Henry Ellis “Harry” Hoad, 1897-1917

Chaz Brenchley found a family bible with a school recommendation in it, and then found out what happened to poor Harry Hoad, such a promising boy, along with most of his generation.

And I thought he’d be dead anyway, he was born a hundred and twenty years ago. He died ninety years ago. But he could have lived seventy years and left things to posterity. He might have become a great artist, or maybe not, maybe he’d have been a draughtsman in an office and a husband and a father and a grandfather. But he didn’t, poor Harry. I keep thinking of his parents putting that recommendation into the bible. It was probably all they had of him. They must have been so proud. But the bible was left in the attic. Maybe the whole family died out with Harry. Our lives are so fragile, so easily lost, so quickly forgotten.

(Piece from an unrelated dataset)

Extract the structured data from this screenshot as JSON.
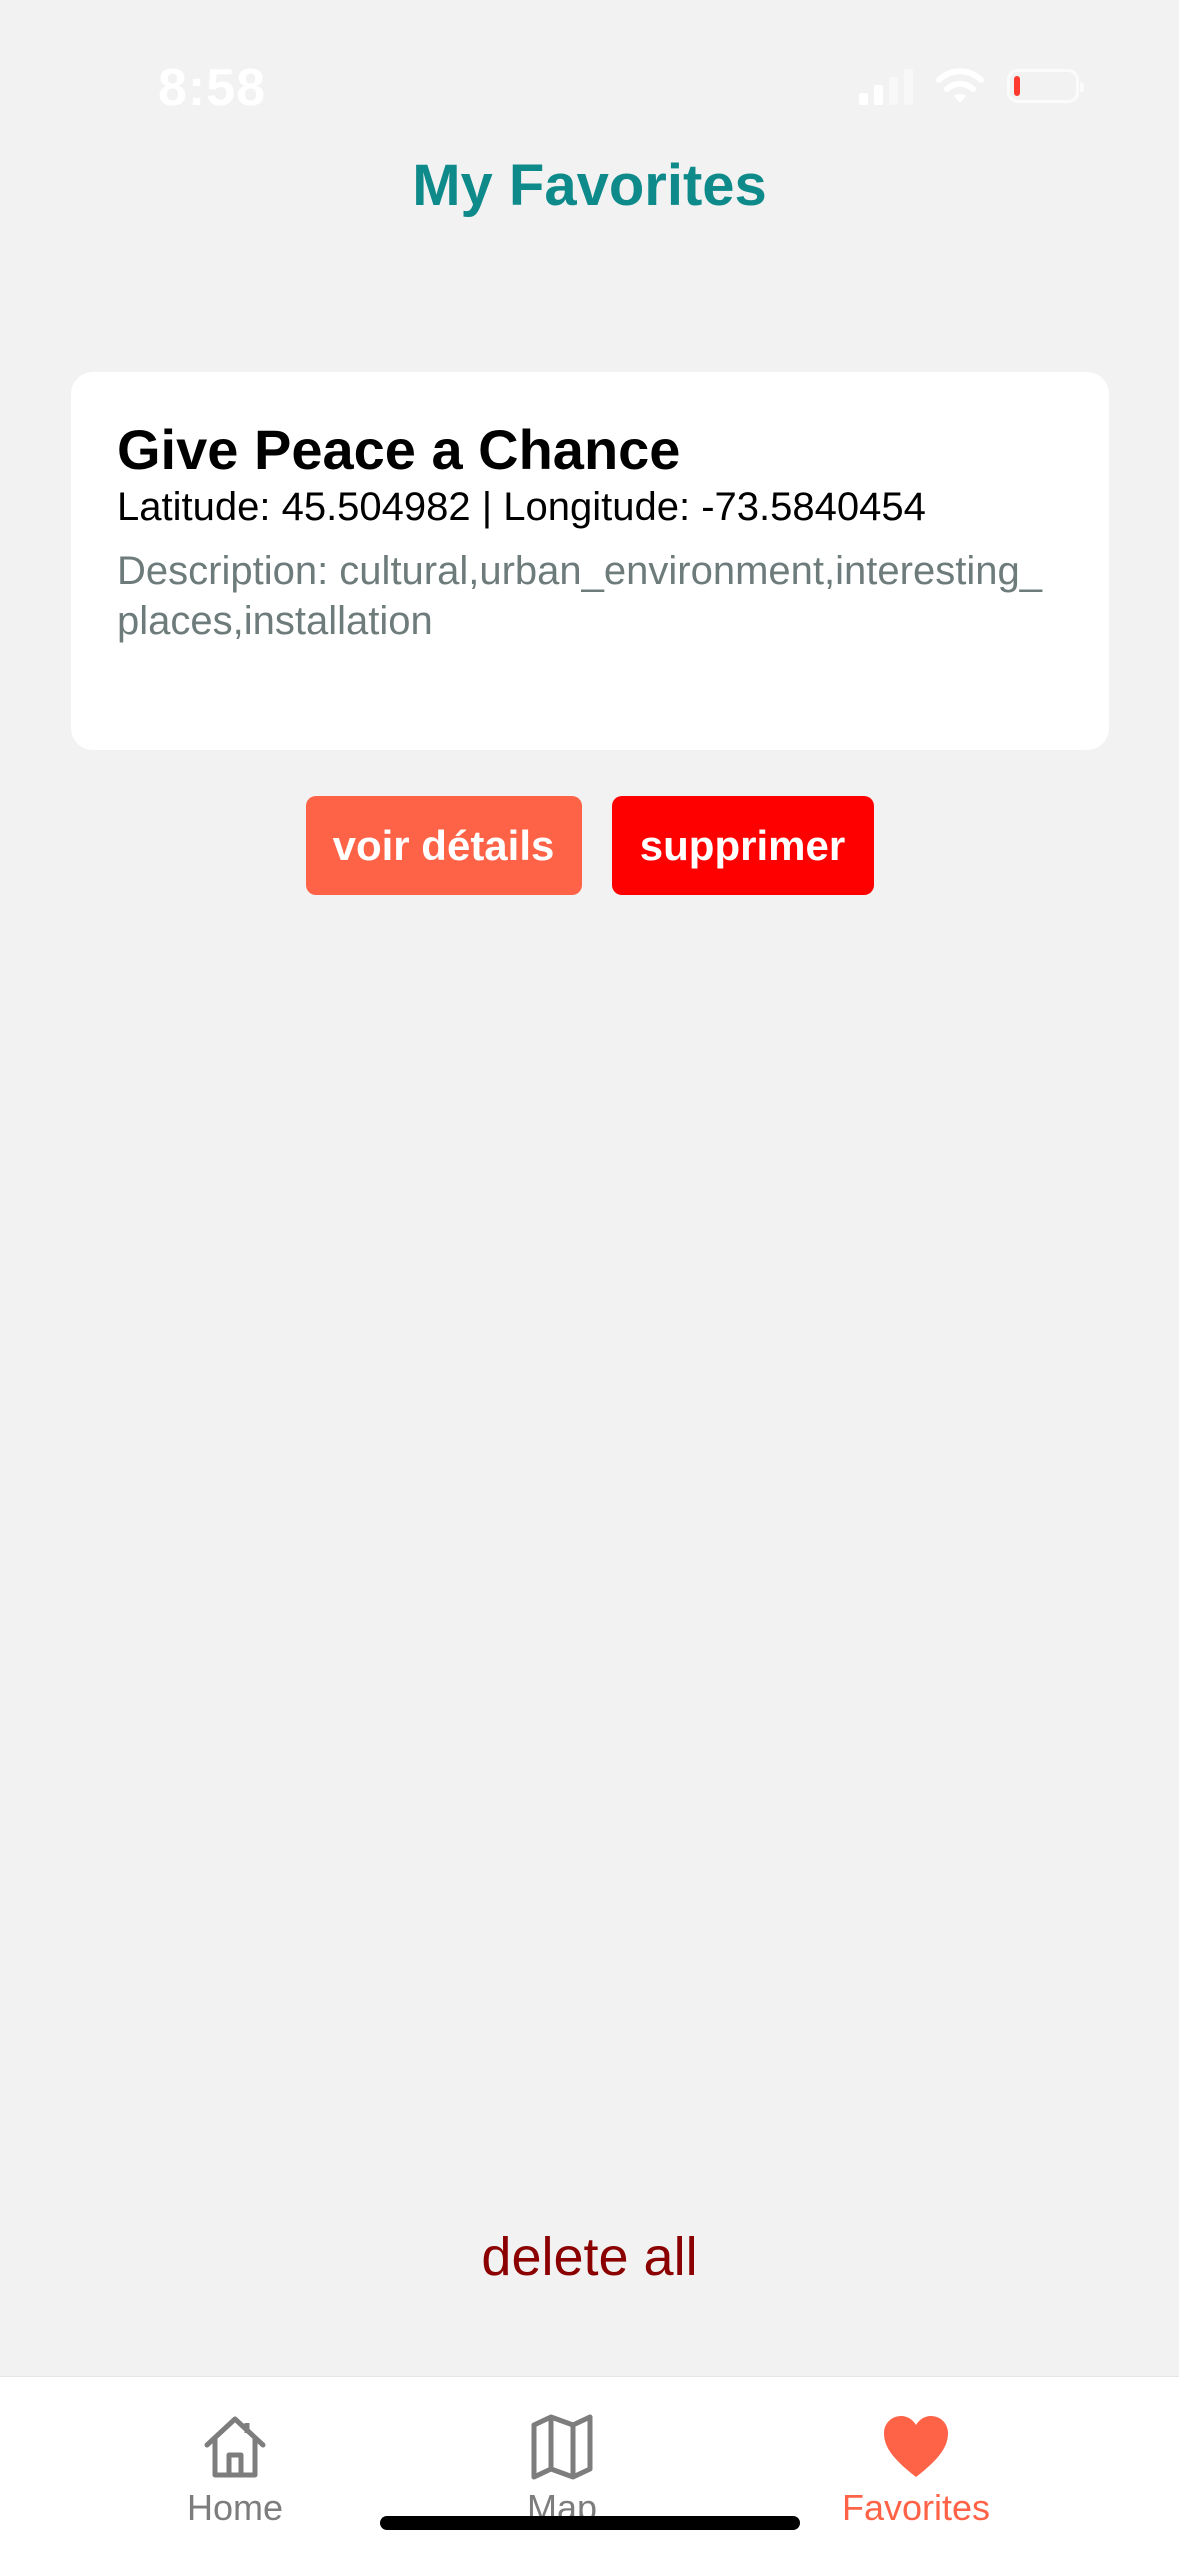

The last thing the world needs is more Great War poetry, or even songs, but there you go. Here’s Ken Walton singing it to his own tune.

Young Harry Hoad was an excellent lad
His conduct was good and his schoolwork not bad,
He was good with his drawing since he was just small
But he’s nobody’s grand-dad at all.

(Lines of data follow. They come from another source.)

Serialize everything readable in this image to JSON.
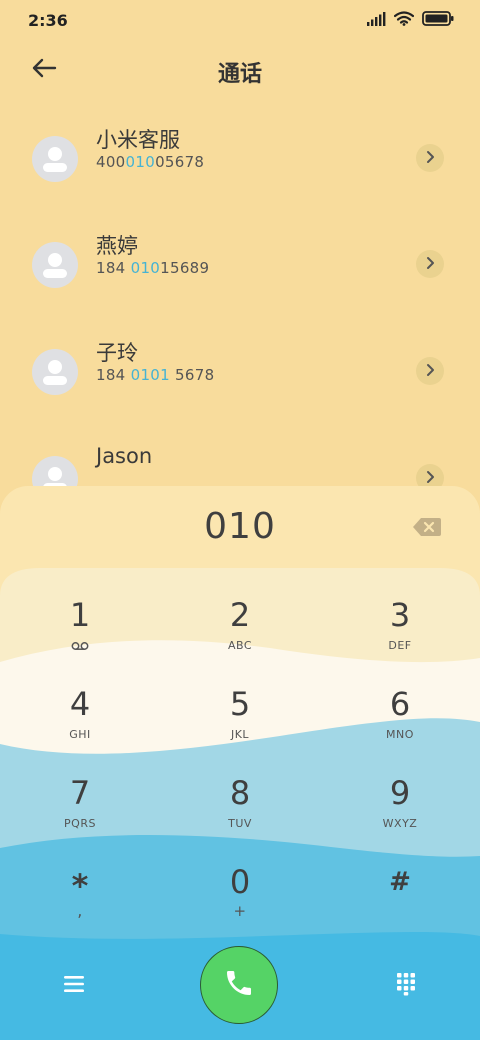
{
  "status_bar": {
    "time": "2:36",
    "icons": [
      "signal-icon",
      "wifi-icon",
      "battery-icon"
    ]
  },
  "header": {
    "title": "通话",
    "back_icon": "arrow-left-icon"
  },
  "contacts": [
    {
      "name": "小米客服",
      "number_parts": [
        "400",
        "010",
        "05678"
      ]
    },
    {
      "name": "燕婷",
      "number_parts": [
        "184 ",
        "010",
        "15689"
      ]
    },
    {
      "name": "子玲",
      "number_parts": [
        "184 ",
        "0101",
        " 5678"
      ]
    },
    {
      "name": "Jason",
      "number_parts": [
        "",
        "",
        ""
      ]
    }
  ],
  "dialer": {
    "input_value": "010",
    "keys": [
      {
        "digit": "1",
        "letters": ""
      },
      {
        "digit": "2",
        "letters": "ABC"
      },
      {
        "digit": "3",
        "letters": "DEF"
      },
      {
        "digit": "4",
        "letters": "GHI"
      },
      {
        "digit": "5",
        "letters": "JKL"
      },
      {
        "digit": "6",
        "letters": "MNO"
      },
      {
        "digit": "7",
        "letters": "PQRS"
      },
      {
        "digit": "8",
        "letters": "TUV"
      },
      {
        "digit": "9",
        "letters": "WXYZ"
      },
      {
        "digit": "*",
        "letters": ","
      },
      {
        "digit": "0",
        "letters": "+"
      },
      {
        "digit": "#",
        "letters": ""
      }
    ]
  },
  "colors": {
    "background": "#f8dc9c",
    "highlight": "#46b3d3",
    "call_button": "#55d366",
    "wave_cream": "#fdf8ec",
    "wave_light_blue": "#a2d7e6",
    "wave_blue": "#61c2e2",
    "wave_deep_blue": "#45bae3"
  }
}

He’s nobody’s grand-dad, no grand-dad at all
No pictures for birthdays, no kicking a ball,
No kids rushing out at his step in the hall,
He’s nobody’s grand-dad at all

He was somebody’s pupil and somebody’s son
He was well recommended, he worked and he won
They must have been proud, he was grown up and tall,
But he’s nobody’s grand-dad at all.


He was Corporal Hoad, he went over the top
In the war in the trenches that no-one could stop
He was brave and determined, he answered the call
But he’s nobody’s grand-dad at all.


Now all that remains is his headmaster’s word
And a cross in a field, and the fact that we heard
What we’re learning today of his life and his fall,
For he’s nobody’s grand-dad at all.